Highlights from Sensors Expo 2013
How was Sensors Expo 2013 for Venture? In a nutshell: Intense. From the moment the doors opened, both Chase and I were deep in non-stop conversations with folks that wanted to know more about what RFOS could do. As the show was packing up and booths were being dismantled, we were still in deep conversations! Here are some of the highlights:
Topics at the Venture Table
Underground wireless: a perennial topic, but even more frequent this year than before: can we get wireless through rock, into mines, through thick concrete, through metal, through water and – the favorite: 5,000 plus feet up an oil well. Well, it turns out that the answer is closer to “yes” than ever before with the recent developments in low frequency EM, magnetic and near field communications and poised to make significant impacts. Venture is actively exploring these technical areas, so watch this space and contact us if you’d like to learn more.
Batteries vs. Energy Harvesting: always a contentious topic and still one of uncertainty. As the capability of harvesting technologies improve and the costs drop, the allure is seductive. However, batteries get cheaper and better too, and our ability to design the power consumption out of applications continues to keep pace. At the end of the day: “if the battery lasts five (or 10, or 15) years and costs 25 (or 50, or 70) cents, then that’s good enough” still wins for most applications. However, there remain particular applications where energy harvesting is the key enabler and we continue to stay abreast of latest developments, working with key partners in vibration and high efficiency, low light PV.
Everything IP vs. dedicated end point networks: will everything we want to sense have an IP address and connect directly to the net? IPSO would like to think so. However, the overhead (power, hardware cost) of this approach continues to lean heavily in the direction of dedicated end point wireless networks for most applications.

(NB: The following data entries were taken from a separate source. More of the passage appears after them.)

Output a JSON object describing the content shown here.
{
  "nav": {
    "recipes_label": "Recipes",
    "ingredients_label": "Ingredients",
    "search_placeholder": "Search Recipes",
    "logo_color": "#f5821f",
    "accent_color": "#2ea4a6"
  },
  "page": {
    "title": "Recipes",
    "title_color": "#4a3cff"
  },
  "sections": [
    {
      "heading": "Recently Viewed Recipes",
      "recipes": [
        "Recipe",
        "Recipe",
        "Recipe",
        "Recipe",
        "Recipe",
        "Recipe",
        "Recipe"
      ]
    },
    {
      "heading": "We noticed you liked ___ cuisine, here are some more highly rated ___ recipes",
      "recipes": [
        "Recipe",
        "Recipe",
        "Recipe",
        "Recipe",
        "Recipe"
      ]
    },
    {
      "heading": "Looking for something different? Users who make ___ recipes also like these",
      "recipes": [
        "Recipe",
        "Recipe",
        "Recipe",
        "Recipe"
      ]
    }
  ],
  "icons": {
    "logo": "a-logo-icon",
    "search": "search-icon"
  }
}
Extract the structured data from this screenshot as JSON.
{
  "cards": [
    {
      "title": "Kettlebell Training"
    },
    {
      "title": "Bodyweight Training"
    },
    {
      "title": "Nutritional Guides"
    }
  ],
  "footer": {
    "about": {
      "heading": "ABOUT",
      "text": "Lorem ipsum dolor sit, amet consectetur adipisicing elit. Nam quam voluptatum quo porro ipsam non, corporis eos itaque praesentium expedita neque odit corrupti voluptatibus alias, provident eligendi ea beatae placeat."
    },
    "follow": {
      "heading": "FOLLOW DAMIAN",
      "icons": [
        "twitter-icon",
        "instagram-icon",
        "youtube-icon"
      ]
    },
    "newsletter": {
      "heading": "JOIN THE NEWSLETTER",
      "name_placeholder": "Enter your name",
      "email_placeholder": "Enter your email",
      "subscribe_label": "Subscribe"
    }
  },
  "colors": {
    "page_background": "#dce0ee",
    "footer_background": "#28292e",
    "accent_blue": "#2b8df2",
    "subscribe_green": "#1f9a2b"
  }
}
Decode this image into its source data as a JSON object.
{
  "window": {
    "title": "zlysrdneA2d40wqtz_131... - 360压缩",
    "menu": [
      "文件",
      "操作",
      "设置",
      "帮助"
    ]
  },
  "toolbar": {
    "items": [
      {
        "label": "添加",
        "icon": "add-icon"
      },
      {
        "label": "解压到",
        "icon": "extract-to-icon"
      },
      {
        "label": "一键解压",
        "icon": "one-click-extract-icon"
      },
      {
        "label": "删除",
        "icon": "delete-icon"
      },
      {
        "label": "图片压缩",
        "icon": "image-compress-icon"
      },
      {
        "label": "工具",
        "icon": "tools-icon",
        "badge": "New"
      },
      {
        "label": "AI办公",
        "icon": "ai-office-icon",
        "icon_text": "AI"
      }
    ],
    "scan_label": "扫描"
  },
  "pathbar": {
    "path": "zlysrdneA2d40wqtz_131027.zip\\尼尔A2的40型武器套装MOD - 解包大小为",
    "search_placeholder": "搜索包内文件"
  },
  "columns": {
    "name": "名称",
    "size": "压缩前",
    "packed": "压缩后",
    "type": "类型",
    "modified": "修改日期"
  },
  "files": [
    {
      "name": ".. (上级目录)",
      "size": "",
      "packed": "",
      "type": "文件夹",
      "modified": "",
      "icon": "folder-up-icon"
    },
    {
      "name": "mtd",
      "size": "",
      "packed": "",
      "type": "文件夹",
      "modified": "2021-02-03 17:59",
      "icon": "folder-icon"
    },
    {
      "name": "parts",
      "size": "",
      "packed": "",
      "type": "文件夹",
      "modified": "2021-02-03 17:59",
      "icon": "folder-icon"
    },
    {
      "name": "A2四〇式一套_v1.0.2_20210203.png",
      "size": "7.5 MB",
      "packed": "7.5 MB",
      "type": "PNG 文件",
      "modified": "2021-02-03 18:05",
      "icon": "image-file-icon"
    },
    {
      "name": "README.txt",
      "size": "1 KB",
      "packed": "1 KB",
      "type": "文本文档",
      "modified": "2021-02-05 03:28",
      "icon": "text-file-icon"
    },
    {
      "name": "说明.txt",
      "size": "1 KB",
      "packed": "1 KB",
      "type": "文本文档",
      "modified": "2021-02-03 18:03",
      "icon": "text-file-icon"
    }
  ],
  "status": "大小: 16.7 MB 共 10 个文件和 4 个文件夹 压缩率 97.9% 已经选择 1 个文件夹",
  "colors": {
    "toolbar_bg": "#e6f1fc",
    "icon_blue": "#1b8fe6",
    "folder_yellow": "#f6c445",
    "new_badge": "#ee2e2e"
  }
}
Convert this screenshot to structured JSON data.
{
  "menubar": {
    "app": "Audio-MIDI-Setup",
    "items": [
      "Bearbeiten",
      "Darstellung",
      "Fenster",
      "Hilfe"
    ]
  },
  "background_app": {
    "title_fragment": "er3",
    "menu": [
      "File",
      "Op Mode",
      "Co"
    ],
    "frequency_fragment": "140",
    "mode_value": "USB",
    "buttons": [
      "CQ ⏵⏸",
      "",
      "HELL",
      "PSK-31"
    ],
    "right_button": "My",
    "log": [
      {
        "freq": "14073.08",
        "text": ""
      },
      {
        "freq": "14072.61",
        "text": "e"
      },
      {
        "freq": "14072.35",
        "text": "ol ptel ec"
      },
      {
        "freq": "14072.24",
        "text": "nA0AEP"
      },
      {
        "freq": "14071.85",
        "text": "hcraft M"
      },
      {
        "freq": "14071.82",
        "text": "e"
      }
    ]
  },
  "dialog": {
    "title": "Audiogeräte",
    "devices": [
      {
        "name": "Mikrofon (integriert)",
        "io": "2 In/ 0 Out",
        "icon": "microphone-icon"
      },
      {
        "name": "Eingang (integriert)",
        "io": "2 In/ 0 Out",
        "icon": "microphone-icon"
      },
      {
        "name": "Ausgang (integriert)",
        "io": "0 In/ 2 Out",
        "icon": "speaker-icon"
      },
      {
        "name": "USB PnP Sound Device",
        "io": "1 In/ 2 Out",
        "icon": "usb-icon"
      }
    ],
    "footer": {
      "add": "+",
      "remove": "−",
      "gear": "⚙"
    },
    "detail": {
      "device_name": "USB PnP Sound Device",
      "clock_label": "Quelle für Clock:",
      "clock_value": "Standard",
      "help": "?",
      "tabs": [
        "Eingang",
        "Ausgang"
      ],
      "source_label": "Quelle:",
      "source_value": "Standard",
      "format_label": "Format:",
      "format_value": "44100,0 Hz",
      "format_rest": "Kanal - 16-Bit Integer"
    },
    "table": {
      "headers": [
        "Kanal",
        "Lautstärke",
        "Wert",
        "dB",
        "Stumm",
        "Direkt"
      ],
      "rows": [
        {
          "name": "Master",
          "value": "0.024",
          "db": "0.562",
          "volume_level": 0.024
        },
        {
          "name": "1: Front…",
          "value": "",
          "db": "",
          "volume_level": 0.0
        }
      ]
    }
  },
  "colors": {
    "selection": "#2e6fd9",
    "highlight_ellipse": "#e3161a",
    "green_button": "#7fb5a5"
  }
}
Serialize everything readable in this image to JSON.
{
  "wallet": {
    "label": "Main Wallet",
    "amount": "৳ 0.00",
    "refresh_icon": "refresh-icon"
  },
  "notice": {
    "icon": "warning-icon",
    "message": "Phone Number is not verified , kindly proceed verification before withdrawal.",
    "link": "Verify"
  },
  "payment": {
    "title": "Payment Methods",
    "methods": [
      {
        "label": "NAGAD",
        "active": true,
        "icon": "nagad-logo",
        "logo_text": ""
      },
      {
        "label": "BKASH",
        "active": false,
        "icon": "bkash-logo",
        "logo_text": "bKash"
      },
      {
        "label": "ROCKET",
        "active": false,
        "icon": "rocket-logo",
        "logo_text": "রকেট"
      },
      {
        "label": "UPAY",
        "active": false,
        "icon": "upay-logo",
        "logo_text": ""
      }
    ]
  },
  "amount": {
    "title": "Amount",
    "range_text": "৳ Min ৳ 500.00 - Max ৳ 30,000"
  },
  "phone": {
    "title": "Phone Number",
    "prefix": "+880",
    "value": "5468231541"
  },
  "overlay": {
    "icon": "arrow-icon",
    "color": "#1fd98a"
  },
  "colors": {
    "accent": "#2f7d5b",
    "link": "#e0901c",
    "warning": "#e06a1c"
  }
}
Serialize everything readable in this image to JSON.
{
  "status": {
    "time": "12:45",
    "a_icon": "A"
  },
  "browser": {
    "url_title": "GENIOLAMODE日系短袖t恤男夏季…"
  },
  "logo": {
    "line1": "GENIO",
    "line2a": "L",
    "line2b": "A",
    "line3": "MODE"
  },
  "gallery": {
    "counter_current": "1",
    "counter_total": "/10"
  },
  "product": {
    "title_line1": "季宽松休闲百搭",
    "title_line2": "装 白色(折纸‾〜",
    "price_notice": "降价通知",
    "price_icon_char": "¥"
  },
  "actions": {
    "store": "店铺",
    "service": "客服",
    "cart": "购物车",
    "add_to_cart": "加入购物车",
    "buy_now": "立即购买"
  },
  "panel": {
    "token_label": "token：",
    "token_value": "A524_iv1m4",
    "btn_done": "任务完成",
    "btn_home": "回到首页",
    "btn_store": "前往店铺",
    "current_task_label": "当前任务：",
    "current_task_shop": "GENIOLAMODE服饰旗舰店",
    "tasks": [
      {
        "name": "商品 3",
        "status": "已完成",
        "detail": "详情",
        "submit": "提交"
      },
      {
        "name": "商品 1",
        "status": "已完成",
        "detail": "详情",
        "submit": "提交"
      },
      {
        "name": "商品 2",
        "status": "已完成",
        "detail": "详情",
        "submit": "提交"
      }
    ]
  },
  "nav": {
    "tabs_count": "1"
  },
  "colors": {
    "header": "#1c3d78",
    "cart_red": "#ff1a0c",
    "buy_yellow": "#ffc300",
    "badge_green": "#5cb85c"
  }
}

Standards vs. Proprietary 802.15.4 networks? – The promise of plug and play interoperability and low development costs keep the “standards” like Zigbee, Z-Wave and others in play. But, the plain fact is that companies and whole industries continue to invest in proprietary solutions which are optimized for their needs and result in lower cost, lower power and application optimized solutions – reference design software like MiWi or Simpliciti, gets many folks started, but many eventually come around to a custom or semi-custom approach like RFOS. Our recent “Five Myths of Zigbee” article gained quite a number of agreeing nods and empathetic quips!
Location awareness and auto-provisioning: our work in this area, i.e. provisioning and re-provisioning an ad-hoc network based upon reliable inter-radio range calculations (using carrier phase analysis of the data radios themselves) raised a fair bit of attention. There are numerous examples of applications where this solves some real world problems: in transportation, mining, warehousing and distribution, refueling, farming and animal husbandry. In fact, imagination seems to be the limit.
Elsewhere around the show
We were kept so busy, that our chances to walk the floor were limited. However, here are some of our picks as well as those from others:
The advances in multi-axis motion tracking devices have special interest for us as they dovetail nicely with RF ranging capabilities. Over the last few years, we’ve seen the prices tumble and performance has increased (largely driven by consumer goods like cameras, phones, etc.). We are excited by the arrival of integrated (system in package) 9 axis devices like those from Invensense (http://www.invensense.com/mems/gyro/mpu9150.html) and the ultra low power, low cost pseudo 9 axis device rom Kionix (http://www.kionix.com/6-axis-accelerometer-magnetometer/kmx61g)
For visual impact, it was hard to beat the folks from YEI Technology and their full body user interface: http://youtu.be/UkkvPL0AGQ4, though we also like a couple of balancing robots around the show. And if you really, really don’t want to get lost and you can afford it, Vectornav’s integrated GPS / inertial navigation device might help: http://www.vectornav.com/products/vn200-rug
Cymbet’s booth had a number of interesting applications for their solid state battery technology, including their own fully integrated Real Time Clocks running 5 to 20 days on their internal charge with very low self-discharge and correspondingly long shelf life (http://www.cymbet.com/products/enerchip-real-time-clocks.php)
The Best of show awards includes some other interesting take-aways, including some really impressive miniature magnetic switches: http://www.sensorsmag.com/sensors-mag/winners-2013-best-sensors-expo-awards-11555
And of course, we didn’t get close to being able to listen to the conference talks, but you can find a good summary here: http://www.evaluationengineering.com/blogs/sensors-track-focused-on-measurement-and-detection.php
If you went to the show, we hope you found it interesting. If you didn’t get to Chicago, we hope you find this quick summary – from Venture’s perspective – useful.